### Information supplied

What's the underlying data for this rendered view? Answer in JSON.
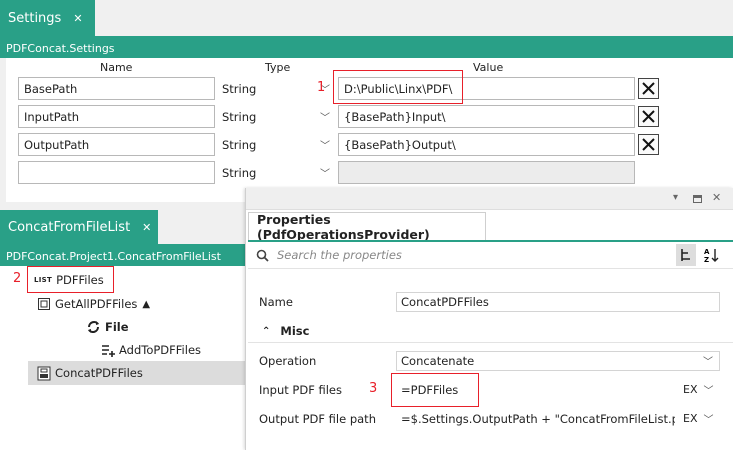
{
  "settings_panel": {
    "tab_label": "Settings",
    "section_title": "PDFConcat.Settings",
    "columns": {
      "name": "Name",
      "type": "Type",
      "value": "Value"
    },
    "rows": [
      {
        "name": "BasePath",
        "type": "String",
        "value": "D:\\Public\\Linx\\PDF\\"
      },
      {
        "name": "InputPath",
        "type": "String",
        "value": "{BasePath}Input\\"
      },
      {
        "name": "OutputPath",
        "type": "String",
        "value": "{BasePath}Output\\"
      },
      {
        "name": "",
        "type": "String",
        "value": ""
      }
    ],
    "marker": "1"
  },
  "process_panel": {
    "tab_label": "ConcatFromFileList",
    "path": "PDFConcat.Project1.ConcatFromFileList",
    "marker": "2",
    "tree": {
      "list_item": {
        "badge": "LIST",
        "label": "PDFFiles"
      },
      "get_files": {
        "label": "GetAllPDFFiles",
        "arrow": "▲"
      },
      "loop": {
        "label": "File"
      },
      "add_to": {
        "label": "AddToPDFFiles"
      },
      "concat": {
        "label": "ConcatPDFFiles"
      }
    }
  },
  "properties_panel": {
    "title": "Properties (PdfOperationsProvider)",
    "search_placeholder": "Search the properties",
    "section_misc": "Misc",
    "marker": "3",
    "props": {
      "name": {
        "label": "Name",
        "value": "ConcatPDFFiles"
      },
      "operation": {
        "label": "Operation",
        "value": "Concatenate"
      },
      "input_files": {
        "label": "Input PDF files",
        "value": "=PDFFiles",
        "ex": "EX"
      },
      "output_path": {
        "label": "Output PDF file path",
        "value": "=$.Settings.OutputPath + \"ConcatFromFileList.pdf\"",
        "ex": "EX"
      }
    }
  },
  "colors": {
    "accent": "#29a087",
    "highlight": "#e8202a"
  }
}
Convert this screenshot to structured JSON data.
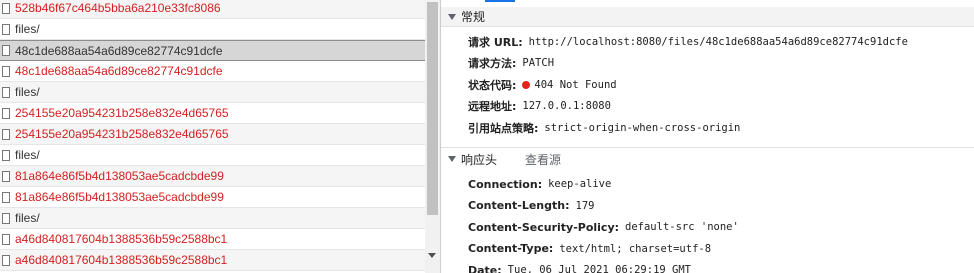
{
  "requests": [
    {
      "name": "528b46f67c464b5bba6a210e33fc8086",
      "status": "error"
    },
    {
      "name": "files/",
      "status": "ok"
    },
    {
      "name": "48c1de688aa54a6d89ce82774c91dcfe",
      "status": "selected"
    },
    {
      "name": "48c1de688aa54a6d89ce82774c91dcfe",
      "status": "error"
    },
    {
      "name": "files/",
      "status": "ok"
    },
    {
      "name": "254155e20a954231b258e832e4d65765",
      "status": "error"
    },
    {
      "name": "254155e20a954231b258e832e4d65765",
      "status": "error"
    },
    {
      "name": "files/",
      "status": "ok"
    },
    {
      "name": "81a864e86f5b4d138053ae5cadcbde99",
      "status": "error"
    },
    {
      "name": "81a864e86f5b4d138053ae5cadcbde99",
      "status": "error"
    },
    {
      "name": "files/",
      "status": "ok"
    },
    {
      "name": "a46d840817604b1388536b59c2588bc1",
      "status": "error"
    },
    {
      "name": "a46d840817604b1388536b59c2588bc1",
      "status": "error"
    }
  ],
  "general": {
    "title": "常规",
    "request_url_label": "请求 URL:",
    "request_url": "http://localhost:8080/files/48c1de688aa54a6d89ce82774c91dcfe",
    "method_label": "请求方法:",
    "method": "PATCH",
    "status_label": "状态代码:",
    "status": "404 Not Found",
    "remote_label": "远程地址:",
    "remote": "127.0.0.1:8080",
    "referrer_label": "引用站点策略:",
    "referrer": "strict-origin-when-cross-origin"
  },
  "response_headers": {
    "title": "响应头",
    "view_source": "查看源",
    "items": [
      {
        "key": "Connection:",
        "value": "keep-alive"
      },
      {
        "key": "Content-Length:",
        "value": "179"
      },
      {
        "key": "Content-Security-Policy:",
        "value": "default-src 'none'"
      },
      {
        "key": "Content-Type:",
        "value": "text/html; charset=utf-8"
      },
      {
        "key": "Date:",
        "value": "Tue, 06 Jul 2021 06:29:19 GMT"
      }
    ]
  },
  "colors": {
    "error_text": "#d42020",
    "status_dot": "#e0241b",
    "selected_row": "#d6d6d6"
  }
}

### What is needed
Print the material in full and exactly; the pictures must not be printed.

### Exercise solution
What's the underlying data for this rendered view? Answer in JSON.
{
  "settings_panel": {
    "tab_label": "Settings",
    "section_title": "PDFConcat.Settings",
    "columns": {
      "name": "Name",
      "type": "Type",
      "value": "Value"
    },
    "rows": [
      {
        "name": "BasePath",
        "type": "String",
        "value": "D:\\Public\\Linx\\PDF\\"
      },
      {
        "name": "InputPath",
        "type": "String",
        "value": "{BasePath}Input\\"
      },
      {
        "name": "OutputPath",
        "type": "String",
        "value": "{BasePath}Output\\"
      },
      {
        "name": "",
        "type": "String",
        "value": ""
      }
    ],
    "marker": "1"
  },
  "process_panel": {
    "tab_label": "ConcatFromFileList",
    "path": "PDFConcat.Project1.ConcatFromFileList",
    "marker": "2",
    "tree": {
      "list_item": {
        "badge": "LIST",
        "label": "PDFFiles"
      },
      "get_files": {
        "label": "GetAllPDFFiles",
        "arrow": "▲"
      },
      "loop": {
        "label": "File"
      },
      "add_to": {
        "label": "AddToPDFFiles"
      },
      "concat": {
        "label": "ConcatPDFFiles"
      }
    }
  },
  "properties_panel": {
    "title": "Properties (PdfOperationsProvider)",
    "search_placeholder": "Search the properties",
    "section_misc": "Misc",
    "marker": "3",
    "props": {
      "name": {
        "label": "Name",
        "value": "ConcatPDFFiles"
      },
      "operation": {
        "label": "Operation",
        "value": "Concatenate"
      },
      "input_files": {
        "label": "Input PDF files",
        "value": "=PDFFiles",
        "ex": "EX"
      },
      "output_path": {
        "label": "Output PDF file path",
        "value": "=$.Settings.OutputPath + \"ConcatFromFileList.pdf\"",
        "ex": "EX"
      }
    }
  },
  "colors": {
    "accent": "#29a087",
    "highlight": "#e8202a"
  }
}
Convert this screenshot to structured JSON data.
{
  "requests": [
    {
      "name": "528b46f67c464b5bba6a210e33fc8086",
      "status": "error"
    },
    {
      "name": "files/",
      "status": "ok"
    },
    {
      "name": "48c1de688aa54a6d89ce82774c91dcfe",
      "status": "selected"
    },
    {
      "name": "48c1de688aa54a6d89ce82774c91dcfe",
      "status": "error"
    },
    {
      "name": "files/",
      "status": "ok"
    },
    {
      "name": "254155e20a954231b258e832e4d65765",
      "status": "error"
    },
    {
      "name": "254155e20a954231b258e832e4d65765",
      "status": "error"
    },
    {
      "name": "files/",
      "status": "ok"
    },
    {
      "name": "81a864e86f5b4d138053ae5cadcbde99",
      "status": "error"
    },
    {
      "name": "81a864e86f5b4d138053ae5cadcbde99",
      "status": "error"
    },
    {
      "name": "files/",
      "status": "ok"
    },
    {
      "name": "a46d840817604b1388536b59c2588bc1",
      "status": "error"
    },
    {
      "name": "a46d840817604b1388536b59c2588bc1",
      "status": "error"
    }
  ],
  "general": {
    "title": "常规",
    "request_url_label": "请求 URL:",
    "request_url": "http://localhost:8080/files/48c1de688aa54a6d89ce82774c91dcfe",
    "method_label": "请求方法:",
    "method": "PATCH",
    "status_label": "状态代码:",
    "status": "404 Not Found",
    "remote_label": "远程地址:",
    "remote": "127.0.0.1:8080",
    "referrer_label": "引用站点策略:",
    "referrer": "strict-origin-when-cross-origin"
  },
  "response_headers": {
    "title": "响应头",
    "view_source": "查看源",
    "items": [
      {
        "key": "Connection:",
        "value": "keep-alive"
      },
      {
        "key": "Content-Length:",
        "value": "179"
      },
      {
        "key": "Content-Security-Policy:",
        "value": "default-src 'none'"
      },
      {
        "key": "Content-Type:",
        "value": "text/html; charset=utf-8"
      },
      {
        "key": "Date:",
        "value": "Tue, 06 Jul 2021 06:29:19 GMT"
      }
    ]
  },
  "colors": {
    "error_text": "#d42020",
    "status_dot": "#e0241b",
    "selected_row": "#d6d6d6"
  }
}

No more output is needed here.